§ **Required work**
Go through the entries below and copy each line that holds the word "JSON".

Records contained in a dataset
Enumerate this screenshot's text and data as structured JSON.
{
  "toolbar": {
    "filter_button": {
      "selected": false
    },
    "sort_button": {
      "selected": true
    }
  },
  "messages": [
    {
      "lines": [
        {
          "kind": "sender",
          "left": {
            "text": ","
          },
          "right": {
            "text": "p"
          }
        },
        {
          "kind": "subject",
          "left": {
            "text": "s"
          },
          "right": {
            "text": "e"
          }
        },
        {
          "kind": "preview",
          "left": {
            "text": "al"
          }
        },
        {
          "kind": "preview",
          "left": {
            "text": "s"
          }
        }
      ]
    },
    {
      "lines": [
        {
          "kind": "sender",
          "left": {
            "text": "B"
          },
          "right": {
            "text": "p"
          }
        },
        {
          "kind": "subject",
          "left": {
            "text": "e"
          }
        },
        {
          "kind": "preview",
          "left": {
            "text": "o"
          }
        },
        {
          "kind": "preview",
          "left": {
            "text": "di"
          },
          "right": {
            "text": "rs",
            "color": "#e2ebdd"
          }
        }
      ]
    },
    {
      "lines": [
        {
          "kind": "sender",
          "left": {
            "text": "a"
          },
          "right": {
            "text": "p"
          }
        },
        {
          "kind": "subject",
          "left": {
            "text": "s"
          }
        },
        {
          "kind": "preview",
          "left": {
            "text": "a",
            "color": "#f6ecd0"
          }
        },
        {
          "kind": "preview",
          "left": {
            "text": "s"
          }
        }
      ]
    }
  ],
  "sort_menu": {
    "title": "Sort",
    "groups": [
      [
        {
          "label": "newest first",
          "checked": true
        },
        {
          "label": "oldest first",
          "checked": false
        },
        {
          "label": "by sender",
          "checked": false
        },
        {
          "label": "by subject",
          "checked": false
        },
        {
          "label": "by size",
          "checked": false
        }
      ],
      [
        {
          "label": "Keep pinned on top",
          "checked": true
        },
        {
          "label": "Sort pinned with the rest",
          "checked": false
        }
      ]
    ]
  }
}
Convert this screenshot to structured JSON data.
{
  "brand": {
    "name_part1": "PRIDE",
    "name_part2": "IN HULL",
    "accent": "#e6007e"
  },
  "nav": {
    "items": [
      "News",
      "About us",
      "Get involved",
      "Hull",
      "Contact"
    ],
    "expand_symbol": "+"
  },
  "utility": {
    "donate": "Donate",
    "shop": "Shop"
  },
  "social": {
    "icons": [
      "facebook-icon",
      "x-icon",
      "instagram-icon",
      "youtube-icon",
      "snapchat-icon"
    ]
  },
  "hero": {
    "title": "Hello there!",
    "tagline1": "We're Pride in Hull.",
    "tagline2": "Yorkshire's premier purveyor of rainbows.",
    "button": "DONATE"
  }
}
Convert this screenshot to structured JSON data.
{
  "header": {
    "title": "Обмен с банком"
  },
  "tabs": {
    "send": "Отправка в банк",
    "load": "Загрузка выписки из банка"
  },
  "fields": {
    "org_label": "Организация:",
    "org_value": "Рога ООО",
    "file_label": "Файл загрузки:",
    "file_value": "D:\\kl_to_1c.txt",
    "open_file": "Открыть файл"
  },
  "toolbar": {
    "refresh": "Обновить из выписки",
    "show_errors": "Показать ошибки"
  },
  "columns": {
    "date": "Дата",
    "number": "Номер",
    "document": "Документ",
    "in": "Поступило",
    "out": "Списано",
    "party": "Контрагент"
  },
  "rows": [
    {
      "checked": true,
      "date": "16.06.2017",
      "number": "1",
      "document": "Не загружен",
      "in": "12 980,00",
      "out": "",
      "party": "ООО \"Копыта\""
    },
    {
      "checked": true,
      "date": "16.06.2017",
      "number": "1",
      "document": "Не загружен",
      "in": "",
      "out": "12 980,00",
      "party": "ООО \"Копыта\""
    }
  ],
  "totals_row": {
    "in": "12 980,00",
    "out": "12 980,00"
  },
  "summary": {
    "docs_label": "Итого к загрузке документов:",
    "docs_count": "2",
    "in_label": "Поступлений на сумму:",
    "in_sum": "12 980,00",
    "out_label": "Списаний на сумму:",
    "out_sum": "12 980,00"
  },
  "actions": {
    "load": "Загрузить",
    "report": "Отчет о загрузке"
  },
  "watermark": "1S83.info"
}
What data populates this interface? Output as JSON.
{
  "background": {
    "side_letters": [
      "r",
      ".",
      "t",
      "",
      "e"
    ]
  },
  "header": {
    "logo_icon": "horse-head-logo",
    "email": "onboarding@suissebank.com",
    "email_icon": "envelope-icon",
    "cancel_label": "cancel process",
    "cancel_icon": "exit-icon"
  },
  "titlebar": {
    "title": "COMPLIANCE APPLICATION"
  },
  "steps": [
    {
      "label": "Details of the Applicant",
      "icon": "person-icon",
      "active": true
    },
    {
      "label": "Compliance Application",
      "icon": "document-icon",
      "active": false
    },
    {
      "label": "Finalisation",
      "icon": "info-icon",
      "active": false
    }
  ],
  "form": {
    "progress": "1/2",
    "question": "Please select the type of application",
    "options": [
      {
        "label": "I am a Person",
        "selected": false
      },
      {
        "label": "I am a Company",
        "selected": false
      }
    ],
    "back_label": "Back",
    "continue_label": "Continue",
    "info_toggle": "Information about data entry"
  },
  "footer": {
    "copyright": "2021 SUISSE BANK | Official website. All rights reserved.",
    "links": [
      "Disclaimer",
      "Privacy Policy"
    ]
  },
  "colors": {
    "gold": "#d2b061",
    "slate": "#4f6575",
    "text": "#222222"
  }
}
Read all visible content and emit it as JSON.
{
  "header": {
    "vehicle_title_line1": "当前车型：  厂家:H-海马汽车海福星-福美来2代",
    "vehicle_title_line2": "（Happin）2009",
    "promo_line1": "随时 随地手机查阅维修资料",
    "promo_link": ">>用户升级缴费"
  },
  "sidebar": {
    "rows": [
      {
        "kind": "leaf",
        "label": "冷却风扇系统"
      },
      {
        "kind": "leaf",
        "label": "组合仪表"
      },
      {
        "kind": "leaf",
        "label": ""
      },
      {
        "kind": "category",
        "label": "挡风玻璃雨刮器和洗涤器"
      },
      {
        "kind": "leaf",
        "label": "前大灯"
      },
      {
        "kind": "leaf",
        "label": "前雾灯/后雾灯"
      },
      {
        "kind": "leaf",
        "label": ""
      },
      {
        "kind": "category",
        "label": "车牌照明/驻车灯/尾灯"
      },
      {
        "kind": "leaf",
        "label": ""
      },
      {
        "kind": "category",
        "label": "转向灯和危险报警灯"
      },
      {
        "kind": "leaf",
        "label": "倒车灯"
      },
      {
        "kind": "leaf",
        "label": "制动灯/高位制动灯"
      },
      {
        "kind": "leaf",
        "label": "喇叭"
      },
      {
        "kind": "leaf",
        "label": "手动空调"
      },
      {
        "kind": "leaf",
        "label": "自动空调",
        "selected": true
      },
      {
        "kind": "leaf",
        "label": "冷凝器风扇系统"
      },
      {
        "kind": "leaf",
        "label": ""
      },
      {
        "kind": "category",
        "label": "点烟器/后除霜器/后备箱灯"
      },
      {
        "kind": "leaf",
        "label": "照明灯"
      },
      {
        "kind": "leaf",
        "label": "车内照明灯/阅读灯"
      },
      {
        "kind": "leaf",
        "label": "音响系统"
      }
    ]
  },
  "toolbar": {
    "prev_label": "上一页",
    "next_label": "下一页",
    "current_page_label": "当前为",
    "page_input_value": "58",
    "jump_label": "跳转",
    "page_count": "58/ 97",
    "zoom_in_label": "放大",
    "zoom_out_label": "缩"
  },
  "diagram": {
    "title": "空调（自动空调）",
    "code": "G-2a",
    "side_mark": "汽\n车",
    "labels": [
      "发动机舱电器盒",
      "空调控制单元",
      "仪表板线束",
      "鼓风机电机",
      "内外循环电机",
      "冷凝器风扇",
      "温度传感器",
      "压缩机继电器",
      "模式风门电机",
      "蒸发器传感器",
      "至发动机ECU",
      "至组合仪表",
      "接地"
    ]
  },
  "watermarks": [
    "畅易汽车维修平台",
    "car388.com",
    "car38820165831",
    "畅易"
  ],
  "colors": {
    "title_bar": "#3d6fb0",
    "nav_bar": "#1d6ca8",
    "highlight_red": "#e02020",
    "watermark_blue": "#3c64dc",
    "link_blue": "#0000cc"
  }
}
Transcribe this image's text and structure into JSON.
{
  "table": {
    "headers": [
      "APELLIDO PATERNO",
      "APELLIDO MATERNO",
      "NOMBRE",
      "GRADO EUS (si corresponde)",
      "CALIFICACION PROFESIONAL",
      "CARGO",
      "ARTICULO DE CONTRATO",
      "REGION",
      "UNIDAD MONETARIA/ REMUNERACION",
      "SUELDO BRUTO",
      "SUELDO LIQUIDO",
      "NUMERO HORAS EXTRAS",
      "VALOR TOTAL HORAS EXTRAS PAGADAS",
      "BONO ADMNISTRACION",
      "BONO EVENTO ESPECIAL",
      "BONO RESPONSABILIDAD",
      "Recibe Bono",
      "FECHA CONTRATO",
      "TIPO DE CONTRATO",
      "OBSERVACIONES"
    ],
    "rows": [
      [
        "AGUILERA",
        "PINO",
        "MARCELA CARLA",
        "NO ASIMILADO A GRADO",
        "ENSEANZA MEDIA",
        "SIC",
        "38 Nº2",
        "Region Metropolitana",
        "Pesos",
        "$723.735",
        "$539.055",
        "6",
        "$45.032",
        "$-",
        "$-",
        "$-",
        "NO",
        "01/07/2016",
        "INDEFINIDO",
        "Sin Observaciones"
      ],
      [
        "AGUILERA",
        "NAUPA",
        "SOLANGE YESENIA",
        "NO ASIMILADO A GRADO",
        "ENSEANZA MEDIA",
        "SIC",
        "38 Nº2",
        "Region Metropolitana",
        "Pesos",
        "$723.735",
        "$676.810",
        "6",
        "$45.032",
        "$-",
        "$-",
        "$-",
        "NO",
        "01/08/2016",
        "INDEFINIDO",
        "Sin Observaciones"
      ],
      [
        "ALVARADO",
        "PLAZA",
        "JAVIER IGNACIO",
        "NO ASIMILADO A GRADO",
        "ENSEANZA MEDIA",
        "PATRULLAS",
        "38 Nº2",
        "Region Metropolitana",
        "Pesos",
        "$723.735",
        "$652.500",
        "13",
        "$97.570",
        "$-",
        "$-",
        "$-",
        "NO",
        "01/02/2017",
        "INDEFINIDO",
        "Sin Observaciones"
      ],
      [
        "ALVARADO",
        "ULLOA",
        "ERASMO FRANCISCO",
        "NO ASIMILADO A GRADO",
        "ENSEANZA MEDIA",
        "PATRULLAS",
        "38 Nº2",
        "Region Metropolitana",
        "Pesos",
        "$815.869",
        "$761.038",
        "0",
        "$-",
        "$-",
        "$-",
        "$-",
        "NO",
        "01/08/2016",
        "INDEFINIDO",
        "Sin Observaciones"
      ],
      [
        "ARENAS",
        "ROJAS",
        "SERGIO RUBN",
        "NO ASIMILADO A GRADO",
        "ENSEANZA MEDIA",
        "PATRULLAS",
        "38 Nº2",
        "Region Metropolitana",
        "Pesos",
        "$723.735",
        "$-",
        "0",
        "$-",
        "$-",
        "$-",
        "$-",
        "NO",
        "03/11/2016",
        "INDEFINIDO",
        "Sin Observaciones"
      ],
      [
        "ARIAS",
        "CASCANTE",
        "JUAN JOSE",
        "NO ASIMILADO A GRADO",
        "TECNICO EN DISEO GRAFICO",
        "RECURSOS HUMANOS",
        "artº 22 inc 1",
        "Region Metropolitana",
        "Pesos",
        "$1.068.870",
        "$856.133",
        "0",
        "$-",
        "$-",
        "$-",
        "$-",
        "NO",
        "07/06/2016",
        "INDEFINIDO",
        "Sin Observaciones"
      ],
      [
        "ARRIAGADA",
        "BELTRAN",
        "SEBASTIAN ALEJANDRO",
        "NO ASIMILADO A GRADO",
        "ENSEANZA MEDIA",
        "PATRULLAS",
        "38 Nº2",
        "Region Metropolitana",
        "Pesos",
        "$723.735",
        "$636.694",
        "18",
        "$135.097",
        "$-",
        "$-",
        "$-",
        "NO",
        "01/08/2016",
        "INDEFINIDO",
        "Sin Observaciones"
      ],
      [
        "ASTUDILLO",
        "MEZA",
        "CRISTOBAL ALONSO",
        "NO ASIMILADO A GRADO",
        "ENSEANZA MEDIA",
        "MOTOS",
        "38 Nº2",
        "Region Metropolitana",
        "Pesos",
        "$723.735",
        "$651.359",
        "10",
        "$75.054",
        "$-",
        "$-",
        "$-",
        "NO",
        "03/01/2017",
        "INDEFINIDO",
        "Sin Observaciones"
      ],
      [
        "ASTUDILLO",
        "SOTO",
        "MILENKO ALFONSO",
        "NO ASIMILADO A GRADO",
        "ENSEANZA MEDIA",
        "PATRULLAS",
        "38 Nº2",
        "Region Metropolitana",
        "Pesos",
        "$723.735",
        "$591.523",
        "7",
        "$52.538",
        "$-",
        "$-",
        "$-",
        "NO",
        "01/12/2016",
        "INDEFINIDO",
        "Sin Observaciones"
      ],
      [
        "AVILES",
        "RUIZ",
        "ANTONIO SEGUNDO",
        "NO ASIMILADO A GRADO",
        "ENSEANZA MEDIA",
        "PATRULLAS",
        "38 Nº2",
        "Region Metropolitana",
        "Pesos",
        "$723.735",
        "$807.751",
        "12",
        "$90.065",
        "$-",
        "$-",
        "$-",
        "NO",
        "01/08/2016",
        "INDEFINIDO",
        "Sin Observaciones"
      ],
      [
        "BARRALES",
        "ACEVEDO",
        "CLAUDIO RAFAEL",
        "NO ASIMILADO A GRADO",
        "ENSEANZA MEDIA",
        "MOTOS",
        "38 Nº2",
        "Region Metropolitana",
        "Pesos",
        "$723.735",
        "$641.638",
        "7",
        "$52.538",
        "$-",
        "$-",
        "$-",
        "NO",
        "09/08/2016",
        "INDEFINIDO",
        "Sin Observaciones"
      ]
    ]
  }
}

§ **Result of the task**
Enumerate this screenshot's text and data as structured JSON.
Convert this screenshot to structured JSON data.
Convert this screenshot to structured JSON data.
What data populates this interface? Output as JSON.
Read all visible content and emit it as JSON.
Transcribe this image's text and structure into JSON.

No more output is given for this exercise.